MSE 25000 Physical Properties in Engineering Systems
Credits and Contact Hours: 3 credits. Weekly Schedule for 15 weeks: three 50 minute lectures.
Instructors or Course Coordinators: Rodney Trice.
Textbook: Distributed Power point notes. Optional texts: R.C. Hibbeler, Engineering Mechanics: Statics, multiple editions; Beer and Johnson, Mechanics of Materials, multiple editions.
Specific Course Information
- Catalog Description: Class connects math, science and engineering practice and applications.
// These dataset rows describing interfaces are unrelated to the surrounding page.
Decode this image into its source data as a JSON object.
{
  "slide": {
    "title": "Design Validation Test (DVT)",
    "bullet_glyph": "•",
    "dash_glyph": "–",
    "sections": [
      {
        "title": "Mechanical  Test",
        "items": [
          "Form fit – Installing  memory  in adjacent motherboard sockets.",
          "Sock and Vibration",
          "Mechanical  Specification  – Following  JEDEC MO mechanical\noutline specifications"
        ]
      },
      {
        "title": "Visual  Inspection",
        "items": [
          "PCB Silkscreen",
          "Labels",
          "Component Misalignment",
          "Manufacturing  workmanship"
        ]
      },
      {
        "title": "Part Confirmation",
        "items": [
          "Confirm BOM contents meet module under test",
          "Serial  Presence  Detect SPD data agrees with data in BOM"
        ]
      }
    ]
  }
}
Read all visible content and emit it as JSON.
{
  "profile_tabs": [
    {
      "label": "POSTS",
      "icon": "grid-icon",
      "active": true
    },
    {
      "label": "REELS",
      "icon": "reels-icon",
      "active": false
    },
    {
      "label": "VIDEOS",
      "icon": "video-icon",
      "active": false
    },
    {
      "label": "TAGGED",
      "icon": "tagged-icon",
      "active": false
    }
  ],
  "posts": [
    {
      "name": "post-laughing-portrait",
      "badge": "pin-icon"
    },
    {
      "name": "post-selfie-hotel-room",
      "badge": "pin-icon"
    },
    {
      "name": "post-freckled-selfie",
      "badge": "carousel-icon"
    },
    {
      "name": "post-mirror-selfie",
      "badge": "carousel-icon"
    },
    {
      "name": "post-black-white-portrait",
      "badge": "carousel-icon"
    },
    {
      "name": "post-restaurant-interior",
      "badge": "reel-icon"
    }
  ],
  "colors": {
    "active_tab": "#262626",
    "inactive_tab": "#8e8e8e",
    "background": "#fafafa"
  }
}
Presents foundational aspects of engineering problem solving, use of computer math tools for engineering problem solving, basic engineering statics, dynamics and mechanics, group problem solving approaches, and introductory aspects of design and materials selection.
- Prerequisites: PHYS 17200, Corequisites: MSE 23000, MA 26500
- Course Status: MSE 25000 is a required course.
Specific Goals for the Course
1. All Students
A. Construct free body diagrams for static loading that include both forces and moments.
B. Be able to mathematically write and solve simple mathematical relationships that pertain to a physical situation including:
- Be able to write force and moment vectors and manipulate them.
- Be able to write force reactions in x, y, and z directions and solve them simultaneously.
- Perform 2-D force rotations to a new coordinate axis.
- Calculate bending, torsional, transverse shear, and tension stresses and deflections for a variety of loading conditions.
- Determine if a material, with a known yield strength, will yield given the principal stresses.
C. Be able to interpret the effects of loading on a beam including:
- Draw the shear and moment diagrams for a loaded beam.
- Be able to draw the shear and moment diagrams for 3 and 4 point flexure and discuss differences during mechanical testing.
D. Demonstrate the use of mathematical software (like Mathcad) to solve a design problem.
2. Most Students
A. Be able to design a component that is part of a larger system including:
- Be able evaluate which type of stress (bearing, shear, bending, tension) will cause failure for a member subject to stresses from forces and moments.
- Design the cross-section of a beam to meet certain design criteria.
B. Be able to analyze a complex loading state including:
- Being able to identify which stresses act on an element.
- Be able to construct a 3-dimensional element and correctly place the stresses on it.
- Be able to write the stress tensor for a complex loading state.
- Be able to write the rotation matrix for a stress tensor to solve for principal stresses.
Relation of Course to Student Outcomes:
(MSE-1, ABET-a) an ability to apply knowledge of mathematics, science, and engineering to problems in materials engineering.
(MSE-3, ABET-c) an ability to design a system, component, or process to meet desired needs within realistic constraints such as economic, environmental, social, political, ethical, health and safety, manufacturability and sustainability.
(MSE-4, ABET-d) an ability to function on multi-disciplinary teams.
(MSE-5, ABET-e) an ability to identify, formulate, and solve engineering problems, particularly in the context of materials selection and design.
(MSE-11, ABET-k) an ability to use the techniques, skills, and experimental, computational and data analysis tools necessary for materials engineering practice.
Topics Covered: Stress and Strain in 1d, 2d, and 3d, stress and strain tensors, tensor differentiation, rotation of tensors, Statics including: free body diagrams, Bending stresses, Beams with simple, cantilevered and distributed loadings, shear and moment diagrams for beams, stresses in beams as a function of cross-section, position in the beam, and position through the beam thickness. Brittle and ductile failure, Torque, torsional strain and displacement, elastic modulus and stress-strain behavior, Ashby Maps, Friction, Thin-walled pressure vessels.